Each line in the entries below that holds the string "батькові" is to be listed.

Entries provided Block Start

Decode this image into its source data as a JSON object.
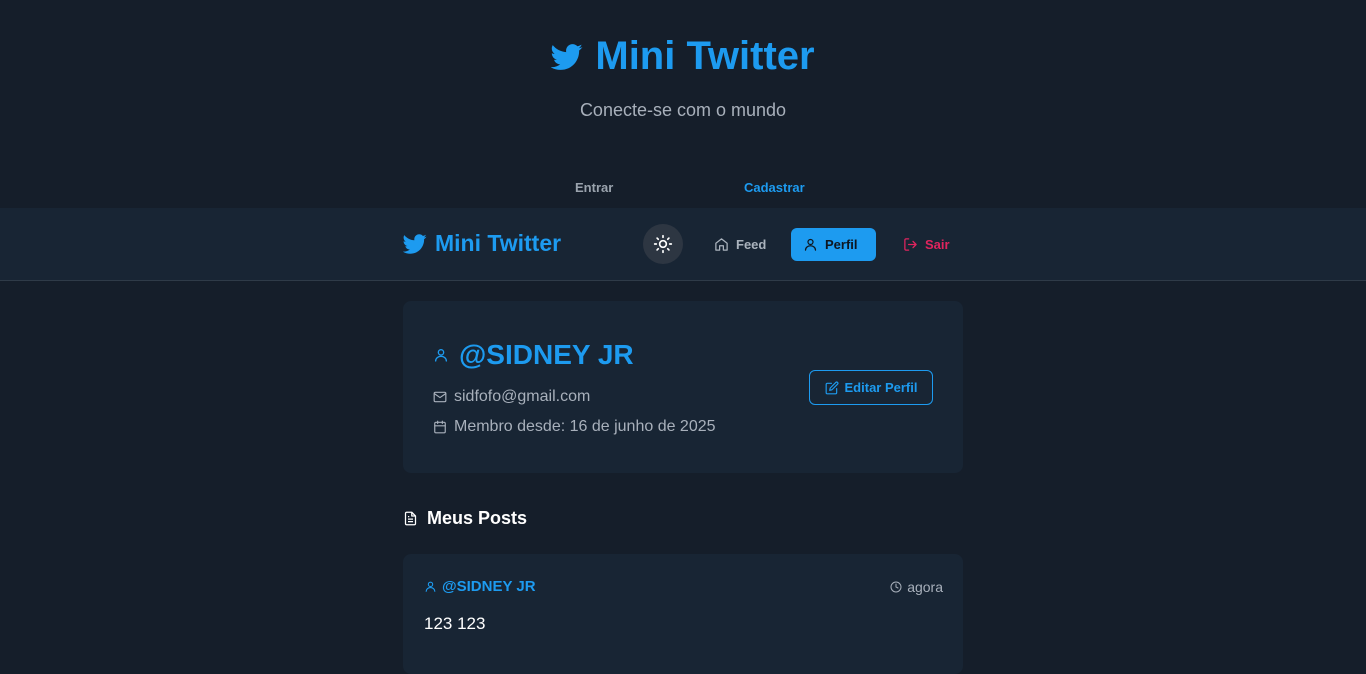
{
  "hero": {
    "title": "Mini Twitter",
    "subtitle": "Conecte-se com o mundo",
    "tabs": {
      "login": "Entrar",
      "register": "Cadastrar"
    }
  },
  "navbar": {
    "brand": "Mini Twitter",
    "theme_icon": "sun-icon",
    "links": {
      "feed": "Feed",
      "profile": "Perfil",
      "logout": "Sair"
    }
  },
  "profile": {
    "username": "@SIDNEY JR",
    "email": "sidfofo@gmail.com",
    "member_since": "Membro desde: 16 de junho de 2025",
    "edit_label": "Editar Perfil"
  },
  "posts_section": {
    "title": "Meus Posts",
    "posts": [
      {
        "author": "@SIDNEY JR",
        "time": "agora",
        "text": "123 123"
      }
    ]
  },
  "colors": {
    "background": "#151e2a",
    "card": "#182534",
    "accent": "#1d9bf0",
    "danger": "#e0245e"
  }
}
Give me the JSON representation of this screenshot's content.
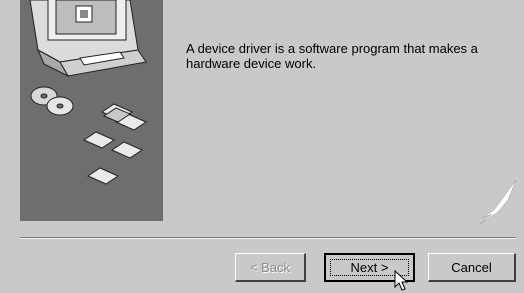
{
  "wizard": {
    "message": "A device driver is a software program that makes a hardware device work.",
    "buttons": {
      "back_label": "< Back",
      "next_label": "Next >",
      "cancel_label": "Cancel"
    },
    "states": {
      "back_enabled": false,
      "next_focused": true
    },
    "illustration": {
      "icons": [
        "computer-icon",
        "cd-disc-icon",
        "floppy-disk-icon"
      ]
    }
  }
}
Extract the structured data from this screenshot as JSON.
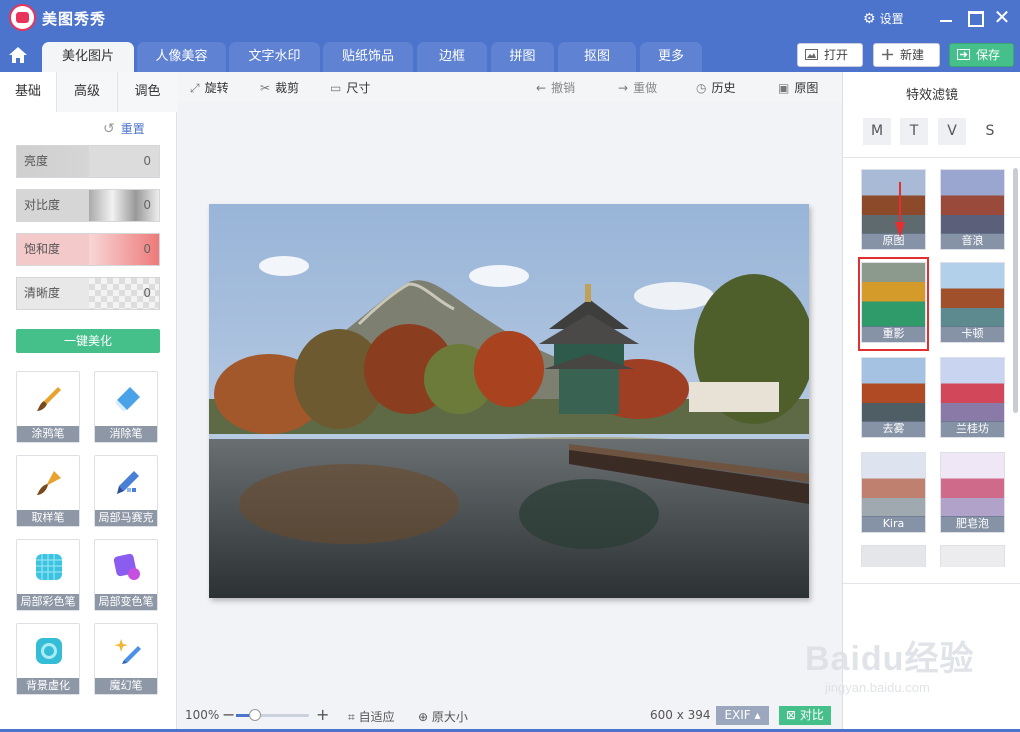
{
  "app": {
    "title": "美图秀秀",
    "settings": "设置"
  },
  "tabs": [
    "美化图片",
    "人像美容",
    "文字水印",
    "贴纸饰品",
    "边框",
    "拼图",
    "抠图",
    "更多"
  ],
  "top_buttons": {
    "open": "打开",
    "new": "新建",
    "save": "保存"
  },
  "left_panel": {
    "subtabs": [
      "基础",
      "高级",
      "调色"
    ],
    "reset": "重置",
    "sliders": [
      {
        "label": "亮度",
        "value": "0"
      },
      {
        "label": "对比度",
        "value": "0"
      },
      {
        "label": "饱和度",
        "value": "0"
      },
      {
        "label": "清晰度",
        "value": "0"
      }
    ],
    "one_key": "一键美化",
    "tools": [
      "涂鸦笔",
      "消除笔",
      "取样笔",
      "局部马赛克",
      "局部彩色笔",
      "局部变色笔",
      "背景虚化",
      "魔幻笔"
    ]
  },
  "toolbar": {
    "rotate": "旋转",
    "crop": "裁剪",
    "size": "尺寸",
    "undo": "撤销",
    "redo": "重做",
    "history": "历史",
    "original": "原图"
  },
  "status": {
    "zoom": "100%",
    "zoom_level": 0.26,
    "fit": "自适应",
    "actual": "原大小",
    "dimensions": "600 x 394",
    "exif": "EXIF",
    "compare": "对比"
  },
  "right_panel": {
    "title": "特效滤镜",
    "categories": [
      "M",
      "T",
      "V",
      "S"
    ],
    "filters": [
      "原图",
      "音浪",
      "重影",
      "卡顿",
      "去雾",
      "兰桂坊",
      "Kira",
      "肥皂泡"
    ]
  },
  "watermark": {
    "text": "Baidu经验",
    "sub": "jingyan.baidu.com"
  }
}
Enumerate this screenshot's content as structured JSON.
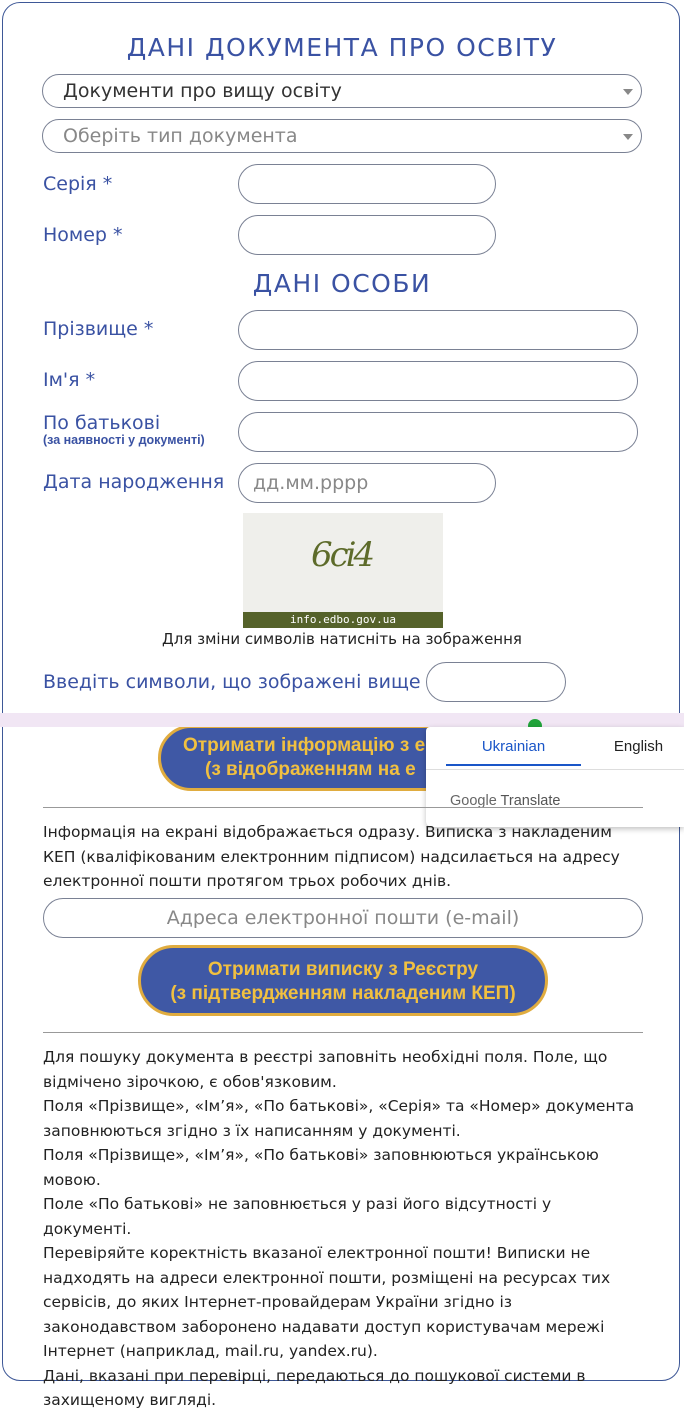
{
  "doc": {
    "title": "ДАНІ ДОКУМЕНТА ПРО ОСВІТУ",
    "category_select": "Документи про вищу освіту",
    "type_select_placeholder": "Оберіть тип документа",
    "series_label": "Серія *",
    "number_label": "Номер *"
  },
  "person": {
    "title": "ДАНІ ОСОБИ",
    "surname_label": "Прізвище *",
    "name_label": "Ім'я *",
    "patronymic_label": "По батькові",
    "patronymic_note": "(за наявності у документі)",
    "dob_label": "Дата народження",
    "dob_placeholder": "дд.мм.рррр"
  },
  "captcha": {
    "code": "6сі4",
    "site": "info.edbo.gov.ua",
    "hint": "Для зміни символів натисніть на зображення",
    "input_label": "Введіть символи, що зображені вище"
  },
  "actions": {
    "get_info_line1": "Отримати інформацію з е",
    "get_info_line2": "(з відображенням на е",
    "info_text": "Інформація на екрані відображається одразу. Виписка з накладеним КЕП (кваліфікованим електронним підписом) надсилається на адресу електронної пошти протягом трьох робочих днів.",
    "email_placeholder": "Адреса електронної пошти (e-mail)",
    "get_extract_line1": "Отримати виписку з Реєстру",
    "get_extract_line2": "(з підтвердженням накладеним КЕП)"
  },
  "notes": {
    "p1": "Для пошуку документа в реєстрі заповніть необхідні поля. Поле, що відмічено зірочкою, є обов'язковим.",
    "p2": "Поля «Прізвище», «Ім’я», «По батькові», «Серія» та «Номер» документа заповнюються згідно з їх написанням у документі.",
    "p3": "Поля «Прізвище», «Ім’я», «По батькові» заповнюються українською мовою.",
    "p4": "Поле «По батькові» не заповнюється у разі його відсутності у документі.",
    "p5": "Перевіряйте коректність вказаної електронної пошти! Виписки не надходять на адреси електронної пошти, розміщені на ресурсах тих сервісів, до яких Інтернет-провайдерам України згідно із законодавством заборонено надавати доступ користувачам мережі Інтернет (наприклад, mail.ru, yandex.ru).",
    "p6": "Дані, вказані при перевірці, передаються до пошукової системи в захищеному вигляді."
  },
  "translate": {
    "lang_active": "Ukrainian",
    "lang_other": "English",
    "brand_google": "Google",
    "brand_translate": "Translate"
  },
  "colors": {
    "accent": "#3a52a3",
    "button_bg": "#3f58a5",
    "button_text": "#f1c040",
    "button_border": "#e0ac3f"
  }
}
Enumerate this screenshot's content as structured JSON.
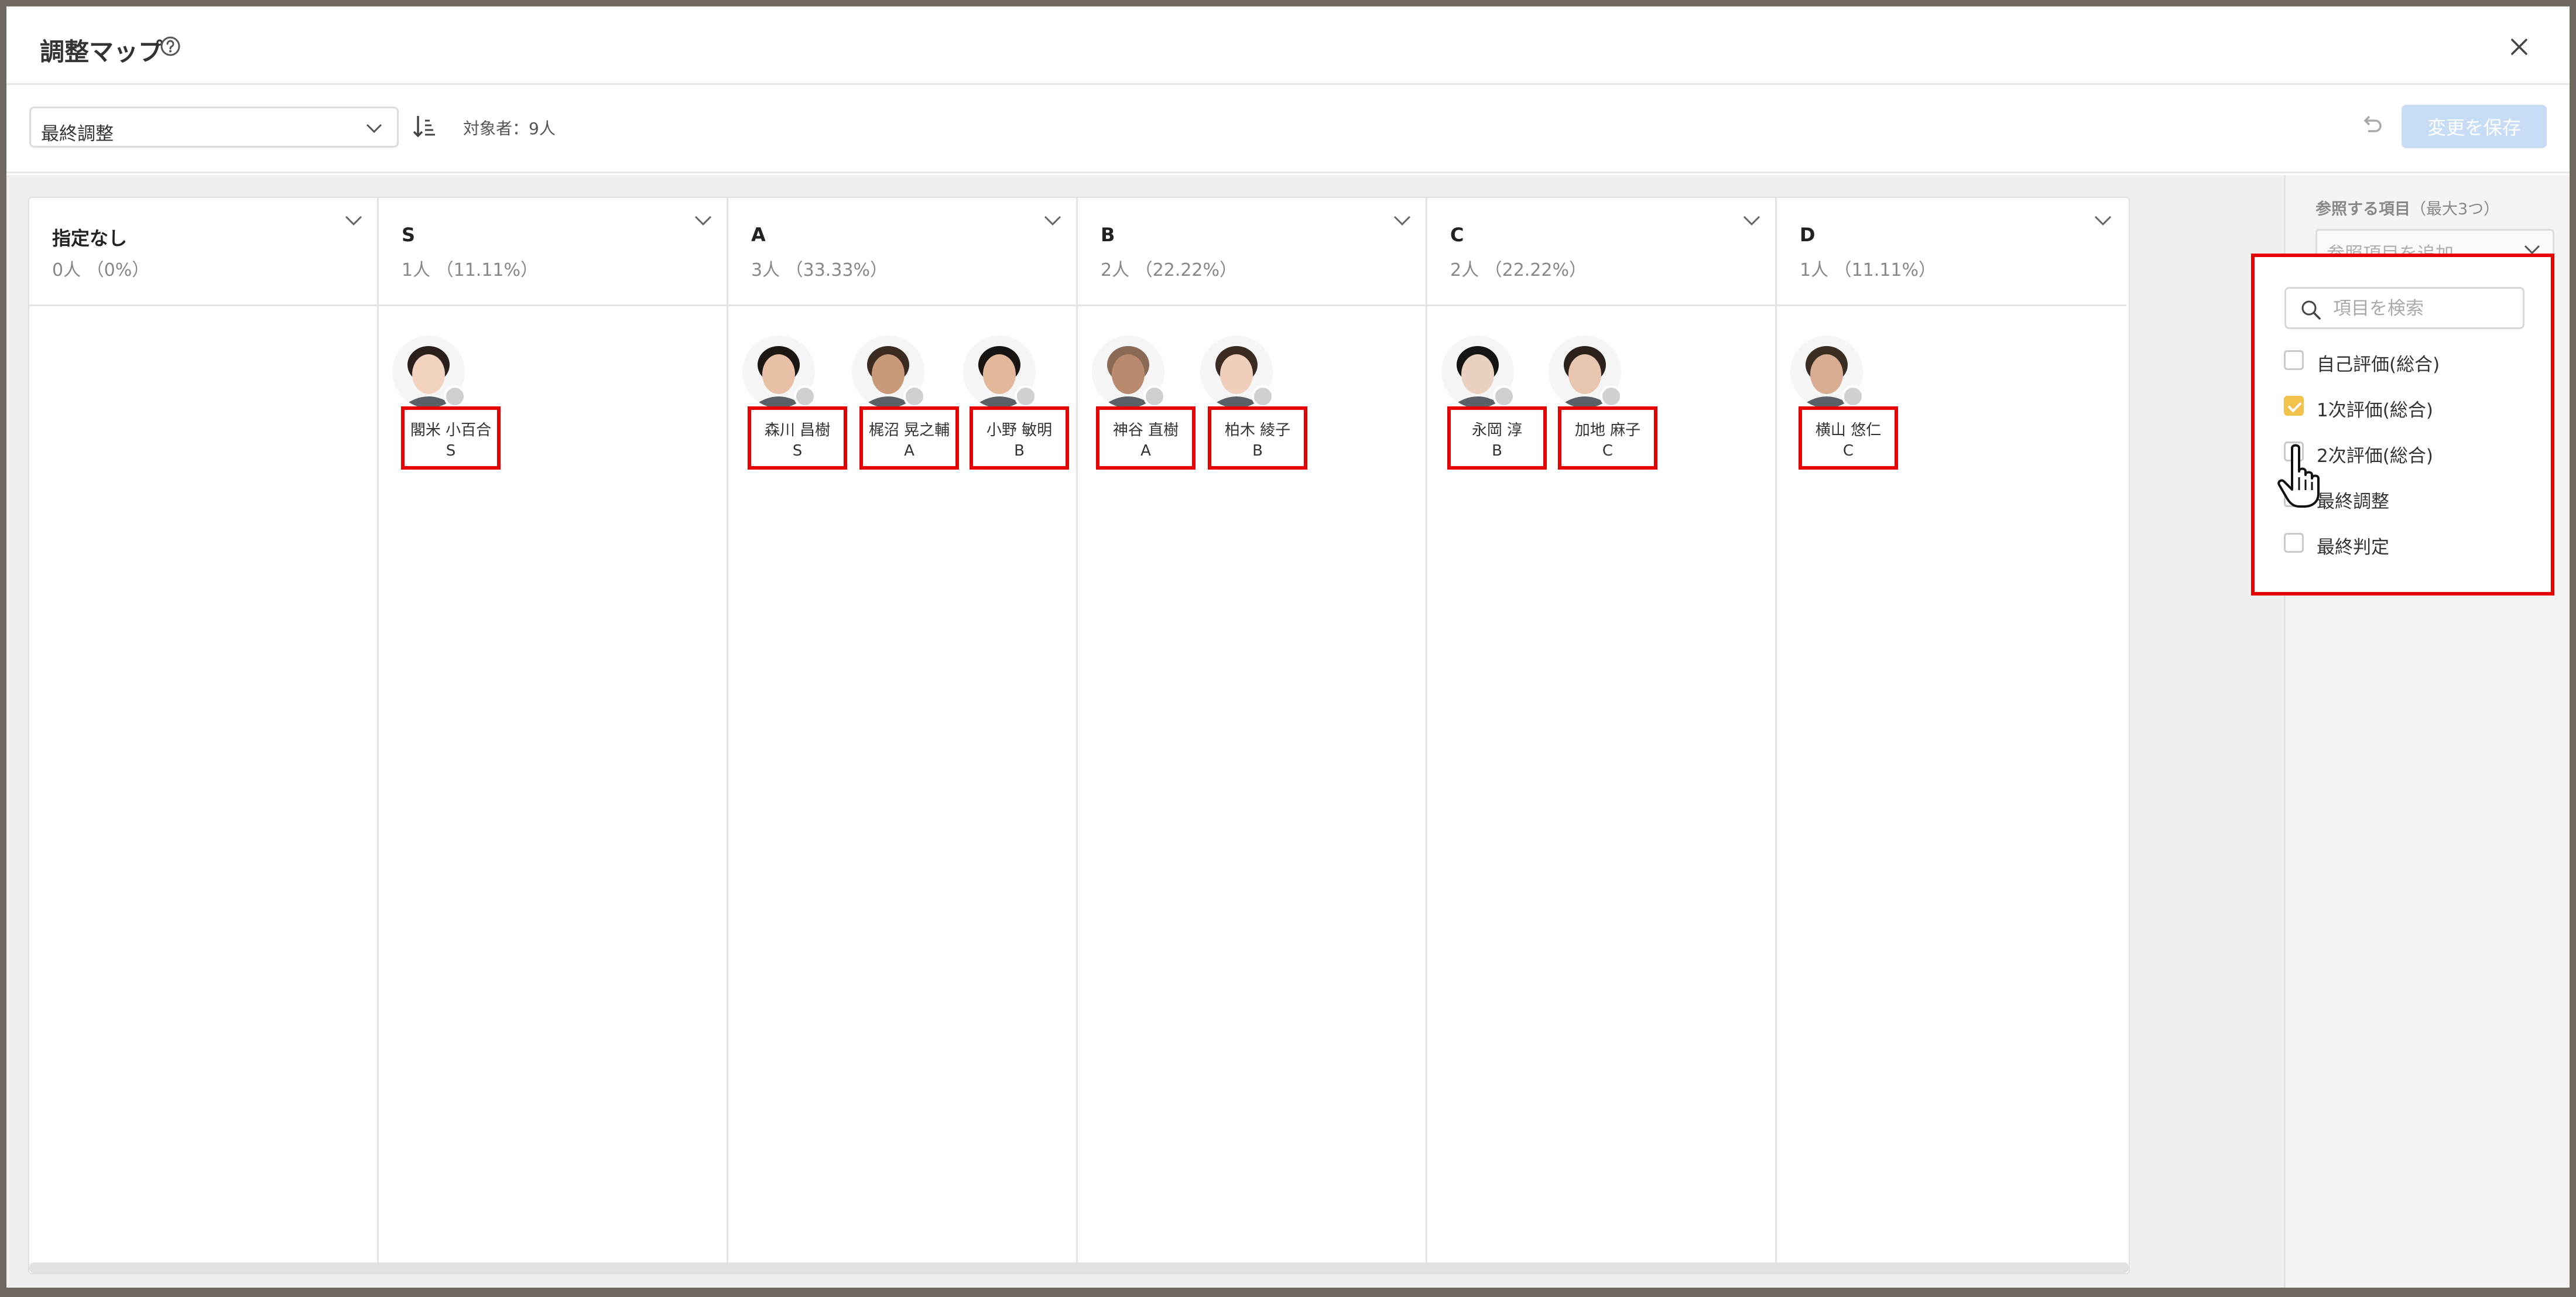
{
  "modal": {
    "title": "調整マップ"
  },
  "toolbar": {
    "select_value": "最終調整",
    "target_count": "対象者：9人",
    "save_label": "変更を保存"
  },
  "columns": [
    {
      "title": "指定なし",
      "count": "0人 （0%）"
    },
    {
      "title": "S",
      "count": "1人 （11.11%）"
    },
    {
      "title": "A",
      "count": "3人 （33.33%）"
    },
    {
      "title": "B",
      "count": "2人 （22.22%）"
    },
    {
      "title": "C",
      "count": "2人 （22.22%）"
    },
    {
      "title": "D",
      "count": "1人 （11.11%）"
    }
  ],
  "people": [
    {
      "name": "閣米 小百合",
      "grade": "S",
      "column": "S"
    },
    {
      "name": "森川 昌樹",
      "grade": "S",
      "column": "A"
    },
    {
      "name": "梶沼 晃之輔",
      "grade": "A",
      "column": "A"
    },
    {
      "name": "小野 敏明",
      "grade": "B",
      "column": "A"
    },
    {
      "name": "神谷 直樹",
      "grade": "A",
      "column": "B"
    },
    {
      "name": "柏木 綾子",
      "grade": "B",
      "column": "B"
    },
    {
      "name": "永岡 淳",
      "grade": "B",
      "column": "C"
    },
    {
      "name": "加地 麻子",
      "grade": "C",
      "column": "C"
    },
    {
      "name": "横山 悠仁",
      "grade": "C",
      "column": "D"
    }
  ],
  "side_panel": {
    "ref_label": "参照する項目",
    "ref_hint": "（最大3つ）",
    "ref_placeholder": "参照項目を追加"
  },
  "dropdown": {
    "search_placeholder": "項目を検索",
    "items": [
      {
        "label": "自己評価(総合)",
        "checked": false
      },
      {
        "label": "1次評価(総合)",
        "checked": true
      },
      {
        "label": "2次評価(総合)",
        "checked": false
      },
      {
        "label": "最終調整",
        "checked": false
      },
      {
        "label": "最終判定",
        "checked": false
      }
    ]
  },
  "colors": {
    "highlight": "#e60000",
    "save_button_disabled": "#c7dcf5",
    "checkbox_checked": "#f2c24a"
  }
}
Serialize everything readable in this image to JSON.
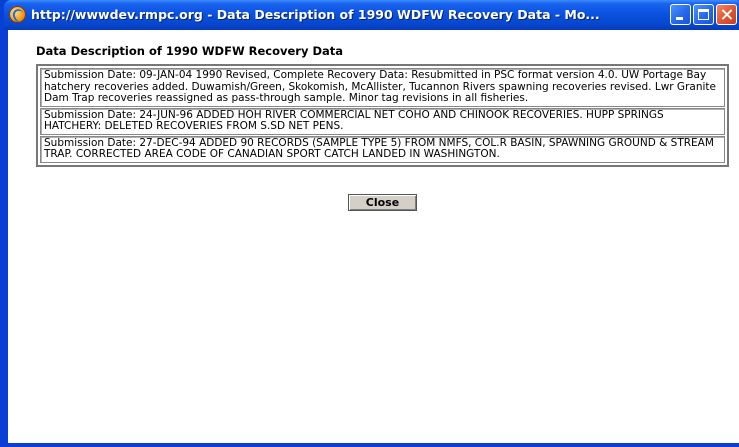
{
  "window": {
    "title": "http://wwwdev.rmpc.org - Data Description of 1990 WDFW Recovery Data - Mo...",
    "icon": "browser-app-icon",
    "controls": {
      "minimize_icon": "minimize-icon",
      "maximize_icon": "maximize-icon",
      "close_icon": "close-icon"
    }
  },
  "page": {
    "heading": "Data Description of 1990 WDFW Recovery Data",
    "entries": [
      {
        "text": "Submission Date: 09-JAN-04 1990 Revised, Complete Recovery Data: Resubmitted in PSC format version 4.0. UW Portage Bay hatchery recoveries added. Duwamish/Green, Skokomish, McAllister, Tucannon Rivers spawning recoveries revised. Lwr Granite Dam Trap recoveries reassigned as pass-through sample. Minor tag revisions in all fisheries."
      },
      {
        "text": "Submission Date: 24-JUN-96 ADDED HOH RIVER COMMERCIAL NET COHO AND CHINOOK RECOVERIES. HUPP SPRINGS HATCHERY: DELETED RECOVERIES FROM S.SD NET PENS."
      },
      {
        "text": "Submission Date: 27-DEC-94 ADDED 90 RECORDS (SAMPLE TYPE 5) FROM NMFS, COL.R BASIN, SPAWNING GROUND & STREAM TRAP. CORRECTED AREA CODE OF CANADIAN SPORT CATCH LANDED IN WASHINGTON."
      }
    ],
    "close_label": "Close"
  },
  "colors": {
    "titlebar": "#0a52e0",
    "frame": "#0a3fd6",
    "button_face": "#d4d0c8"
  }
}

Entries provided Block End

Answer
    "patronymic_label": "По батькові",
    "p2": "Поля «Прізвище», «Ім’я», «По батькові», «Серія» та «Номер» документа заповнюються згідно з їх написанням у документі.",
    "p3": "Поля «Прізвище», «Ім’я», «По батькові» заповнюються українською мовою.",
    "p4": "Поле «По батькові» не заповнюється у разі його відсутності у документі.",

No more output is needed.